I struggle with the challenge of designing a project sometimes because I don’t always want to reason with my decisions. I like to work more intuitively which can sometimes hinder my status as a designer because I am not always prepared to answer certain questions of why’s. Sometimes my design decisions are just because that’s how I felt and that’s what I instinctively wanted the design to have, there is no why sometimes. So now I have focused more on how I can take conceptual concepts in art and use them to elevate a design project and concept.
All that being said, I am still open to the idea.
Art’s Little Brother
Aaron Koblin was asked in his interview, “How do you negotiate the loss of control that comes with opening work to unpredictable users?” I was wondering the same thing myself.
With modularity you don’t have total control over the outcome anymore and your reliance is now shifted from yourself to the dependency of many other people or parts. Relinquishing your role as control operator can be intimidating because the project is now beyond just yourself. You have no more control. I think Koblin says something interesting at the end of his answer to that question, and that was that he can affect it. That idea stuck with me a little bit, I never really thought about affecting something while at the same time not controlling it, they seemed one in the same. By creating a system and then arranging or assembling the interplay of components you become an influencer instead.
From book Participate
What I took from Rules of Engagement
1. Look the good social interactive work other designers are producing.
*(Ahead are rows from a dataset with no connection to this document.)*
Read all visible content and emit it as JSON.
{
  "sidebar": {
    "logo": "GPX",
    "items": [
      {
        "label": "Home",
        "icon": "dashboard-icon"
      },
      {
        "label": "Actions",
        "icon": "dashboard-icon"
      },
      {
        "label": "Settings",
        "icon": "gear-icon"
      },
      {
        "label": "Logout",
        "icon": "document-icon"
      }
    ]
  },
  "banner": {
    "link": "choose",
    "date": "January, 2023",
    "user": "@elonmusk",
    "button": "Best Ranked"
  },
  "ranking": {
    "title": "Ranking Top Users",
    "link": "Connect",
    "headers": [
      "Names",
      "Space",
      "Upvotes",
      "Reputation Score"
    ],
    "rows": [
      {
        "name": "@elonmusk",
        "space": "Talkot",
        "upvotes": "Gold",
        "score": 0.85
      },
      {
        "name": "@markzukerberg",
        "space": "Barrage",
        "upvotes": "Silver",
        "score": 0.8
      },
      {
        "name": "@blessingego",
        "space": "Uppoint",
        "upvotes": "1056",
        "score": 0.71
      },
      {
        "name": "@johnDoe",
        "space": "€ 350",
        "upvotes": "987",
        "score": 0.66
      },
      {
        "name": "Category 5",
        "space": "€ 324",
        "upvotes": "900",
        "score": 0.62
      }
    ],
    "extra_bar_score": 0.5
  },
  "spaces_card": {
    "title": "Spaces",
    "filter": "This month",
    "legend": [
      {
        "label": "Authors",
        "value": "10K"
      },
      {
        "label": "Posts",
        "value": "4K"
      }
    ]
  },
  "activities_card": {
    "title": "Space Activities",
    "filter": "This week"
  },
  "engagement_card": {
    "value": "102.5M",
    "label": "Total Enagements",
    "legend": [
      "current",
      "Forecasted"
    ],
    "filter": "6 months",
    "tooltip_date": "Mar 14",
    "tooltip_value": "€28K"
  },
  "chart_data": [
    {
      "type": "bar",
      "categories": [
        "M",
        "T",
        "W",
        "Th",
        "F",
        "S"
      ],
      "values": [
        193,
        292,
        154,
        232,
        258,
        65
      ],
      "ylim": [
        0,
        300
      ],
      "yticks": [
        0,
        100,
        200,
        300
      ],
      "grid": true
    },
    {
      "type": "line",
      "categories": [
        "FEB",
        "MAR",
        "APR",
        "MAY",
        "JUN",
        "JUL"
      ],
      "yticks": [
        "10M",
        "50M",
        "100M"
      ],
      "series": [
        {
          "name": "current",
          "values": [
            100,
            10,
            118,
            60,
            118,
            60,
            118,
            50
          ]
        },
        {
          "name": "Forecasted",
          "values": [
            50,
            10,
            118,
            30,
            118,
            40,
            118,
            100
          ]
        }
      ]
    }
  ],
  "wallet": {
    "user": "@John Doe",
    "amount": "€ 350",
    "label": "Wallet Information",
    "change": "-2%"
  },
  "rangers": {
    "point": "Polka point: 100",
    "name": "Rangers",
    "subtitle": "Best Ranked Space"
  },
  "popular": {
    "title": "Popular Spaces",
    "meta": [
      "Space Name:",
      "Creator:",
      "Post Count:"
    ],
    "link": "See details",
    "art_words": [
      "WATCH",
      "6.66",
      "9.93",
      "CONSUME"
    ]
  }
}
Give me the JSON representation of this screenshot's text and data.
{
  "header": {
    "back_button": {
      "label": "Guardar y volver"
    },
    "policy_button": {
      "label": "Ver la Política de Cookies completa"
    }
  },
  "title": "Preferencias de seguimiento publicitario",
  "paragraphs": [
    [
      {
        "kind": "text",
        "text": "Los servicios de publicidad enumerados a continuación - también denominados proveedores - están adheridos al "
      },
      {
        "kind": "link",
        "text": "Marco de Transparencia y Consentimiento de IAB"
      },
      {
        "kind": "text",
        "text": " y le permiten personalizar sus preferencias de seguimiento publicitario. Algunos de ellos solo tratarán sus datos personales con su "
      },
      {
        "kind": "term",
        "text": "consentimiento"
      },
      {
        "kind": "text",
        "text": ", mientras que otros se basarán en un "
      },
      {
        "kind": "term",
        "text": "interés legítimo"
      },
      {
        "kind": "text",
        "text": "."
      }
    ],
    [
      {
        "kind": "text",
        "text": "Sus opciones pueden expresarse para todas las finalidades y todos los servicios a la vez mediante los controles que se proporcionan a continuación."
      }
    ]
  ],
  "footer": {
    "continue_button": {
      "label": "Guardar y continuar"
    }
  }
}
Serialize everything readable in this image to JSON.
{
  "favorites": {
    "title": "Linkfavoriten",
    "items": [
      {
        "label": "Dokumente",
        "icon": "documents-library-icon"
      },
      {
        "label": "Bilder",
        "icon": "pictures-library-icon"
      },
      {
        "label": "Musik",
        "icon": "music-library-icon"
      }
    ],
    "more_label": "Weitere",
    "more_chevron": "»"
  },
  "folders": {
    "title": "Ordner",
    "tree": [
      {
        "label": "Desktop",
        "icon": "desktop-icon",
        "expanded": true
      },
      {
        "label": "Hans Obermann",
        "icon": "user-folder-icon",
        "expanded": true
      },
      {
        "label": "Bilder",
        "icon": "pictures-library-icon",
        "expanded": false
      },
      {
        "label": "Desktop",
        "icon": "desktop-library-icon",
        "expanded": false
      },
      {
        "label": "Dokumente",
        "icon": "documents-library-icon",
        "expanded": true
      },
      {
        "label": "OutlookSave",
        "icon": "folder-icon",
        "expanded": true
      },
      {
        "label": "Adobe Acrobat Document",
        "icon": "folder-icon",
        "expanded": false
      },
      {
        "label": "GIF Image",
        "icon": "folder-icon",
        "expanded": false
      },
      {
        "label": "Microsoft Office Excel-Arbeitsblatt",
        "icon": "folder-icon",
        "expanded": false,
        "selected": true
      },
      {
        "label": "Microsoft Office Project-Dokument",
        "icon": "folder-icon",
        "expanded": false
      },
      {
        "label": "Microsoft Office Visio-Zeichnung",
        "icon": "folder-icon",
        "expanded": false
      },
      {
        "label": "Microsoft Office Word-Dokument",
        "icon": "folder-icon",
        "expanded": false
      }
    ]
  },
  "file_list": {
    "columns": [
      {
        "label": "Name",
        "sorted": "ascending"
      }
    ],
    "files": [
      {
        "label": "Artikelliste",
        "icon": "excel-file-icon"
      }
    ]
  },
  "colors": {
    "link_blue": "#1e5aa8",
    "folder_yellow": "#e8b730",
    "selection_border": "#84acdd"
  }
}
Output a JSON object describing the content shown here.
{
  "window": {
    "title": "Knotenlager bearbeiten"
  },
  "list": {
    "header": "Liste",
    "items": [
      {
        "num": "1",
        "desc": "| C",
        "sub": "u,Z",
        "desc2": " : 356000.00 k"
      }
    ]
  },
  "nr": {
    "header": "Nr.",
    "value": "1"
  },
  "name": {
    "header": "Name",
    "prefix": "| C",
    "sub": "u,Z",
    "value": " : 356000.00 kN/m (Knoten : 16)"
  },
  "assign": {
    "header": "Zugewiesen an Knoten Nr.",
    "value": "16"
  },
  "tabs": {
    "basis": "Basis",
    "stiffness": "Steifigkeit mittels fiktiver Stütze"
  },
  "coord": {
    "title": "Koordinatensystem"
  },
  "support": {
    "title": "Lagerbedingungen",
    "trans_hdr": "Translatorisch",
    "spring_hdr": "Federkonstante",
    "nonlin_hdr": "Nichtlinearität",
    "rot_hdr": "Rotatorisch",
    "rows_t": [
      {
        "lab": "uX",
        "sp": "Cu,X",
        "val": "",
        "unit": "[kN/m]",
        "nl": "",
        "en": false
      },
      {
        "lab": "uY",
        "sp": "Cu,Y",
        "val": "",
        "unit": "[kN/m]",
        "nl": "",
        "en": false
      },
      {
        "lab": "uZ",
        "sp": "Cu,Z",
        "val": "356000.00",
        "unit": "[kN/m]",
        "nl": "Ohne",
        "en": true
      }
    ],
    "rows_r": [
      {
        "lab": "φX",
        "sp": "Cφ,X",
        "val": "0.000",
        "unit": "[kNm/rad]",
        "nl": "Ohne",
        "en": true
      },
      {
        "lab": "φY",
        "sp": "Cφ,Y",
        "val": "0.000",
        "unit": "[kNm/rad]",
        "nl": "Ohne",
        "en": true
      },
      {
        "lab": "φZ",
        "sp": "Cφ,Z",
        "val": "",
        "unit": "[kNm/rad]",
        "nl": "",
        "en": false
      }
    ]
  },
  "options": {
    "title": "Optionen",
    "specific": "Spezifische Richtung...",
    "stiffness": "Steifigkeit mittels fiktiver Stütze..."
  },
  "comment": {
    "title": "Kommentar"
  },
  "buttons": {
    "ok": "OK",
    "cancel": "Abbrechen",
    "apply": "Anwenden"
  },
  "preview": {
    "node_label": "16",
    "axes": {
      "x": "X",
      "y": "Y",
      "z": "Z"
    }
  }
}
2. Get comfortable with ambiguity. (I really love ambiguity, so that’s already in place.)
3. Make limitations that are not too limiting.
4. Jazz and improv are lessons about process.
Rules of Engagement
"Through participatory projects, designers establish platforms for social interaction."
That was the very first sentence and I think probably one of the more important statements in this whole section.
An interaction functions with a reciprocal component whether thats through communication, influence, experience, cooperation - it’s a synergy. By having interactions in a social context, one being that more than one person is inhabiting a space and two being aware of all other social activity (users with the project, users with the space, or users between users), designers can create an unique experience.
With a participatory project a designer’s job is to create a systematic structure (the platform) to act as guides for the interactions taking place. In order to do that, a designer needs to be the instigator and inspirer. If the project succeeds in achieving all of the above, what you get is a really good dialogue and conversation. Which in turn, creates a newly born community eager for more.
People are always searching for involvement and experience. Everyone wants to be a part in the whole, that’s nothing new. But what participatory design does that I find to be the most valuable is that it evokes a new sense of influence and a different connection point. That kind of influence is powerful.
From book Participate